WHAT TO WORK ON: If a line in the records below holds the word "https", copy it.

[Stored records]
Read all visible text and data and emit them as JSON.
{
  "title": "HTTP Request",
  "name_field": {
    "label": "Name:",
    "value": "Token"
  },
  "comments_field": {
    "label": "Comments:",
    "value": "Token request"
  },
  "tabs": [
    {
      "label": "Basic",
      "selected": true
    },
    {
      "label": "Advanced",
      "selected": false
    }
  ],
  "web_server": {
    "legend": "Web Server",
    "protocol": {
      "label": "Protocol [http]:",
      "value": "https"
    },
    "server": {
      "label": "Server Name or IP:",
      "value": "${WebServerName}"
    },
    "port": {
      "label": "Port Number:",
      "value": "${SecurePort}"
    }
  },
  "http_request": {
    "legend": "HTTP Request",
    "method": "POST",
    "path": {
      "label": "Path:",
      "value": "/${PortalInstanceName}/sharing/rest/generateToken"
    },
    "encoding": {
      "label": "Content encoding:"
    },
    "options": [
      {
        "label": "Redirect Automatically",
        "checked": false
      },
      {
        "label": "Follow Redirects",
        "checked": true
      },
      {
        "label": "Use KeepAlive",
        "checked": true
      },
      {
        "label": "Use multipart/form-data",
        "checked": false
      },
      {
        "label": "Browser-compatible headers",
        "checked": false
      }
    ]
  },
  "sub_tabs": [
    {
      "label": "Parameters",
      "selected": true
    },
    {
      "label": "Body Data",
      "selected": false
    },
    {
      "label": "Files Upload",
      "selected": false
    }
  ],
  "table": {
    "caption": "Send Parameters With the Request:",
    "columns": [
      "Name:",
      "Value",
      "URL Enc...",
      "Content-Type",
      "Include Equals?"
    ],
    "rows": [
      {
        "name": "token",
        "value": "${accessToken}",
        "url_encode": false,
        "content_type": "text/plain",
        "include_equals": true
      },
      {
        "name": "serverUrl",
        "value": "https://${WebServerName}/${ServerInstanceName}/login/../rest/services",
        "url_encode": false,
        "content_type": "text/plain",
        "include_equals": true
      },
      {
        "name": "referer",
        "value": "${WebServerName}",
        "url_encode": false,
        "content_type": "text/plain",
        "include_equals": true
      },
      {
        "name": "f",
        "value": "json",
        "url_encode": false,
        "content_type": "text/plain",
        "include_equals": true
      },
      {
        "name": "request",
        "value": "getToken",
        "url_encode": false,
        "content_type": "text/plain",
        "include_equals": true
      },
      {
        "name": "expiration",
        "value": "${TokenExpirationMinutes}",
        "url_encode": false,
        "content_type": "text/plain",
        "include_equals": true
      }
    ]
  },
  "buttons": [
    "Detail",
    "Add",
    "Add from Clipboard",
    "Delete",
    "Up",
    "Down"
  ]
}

SOLUTION FOR THIS PROBLEM:
      "value": "https"
        "value": "https://${WebServerName}/${ServerInstanceName}/login/../rest/services",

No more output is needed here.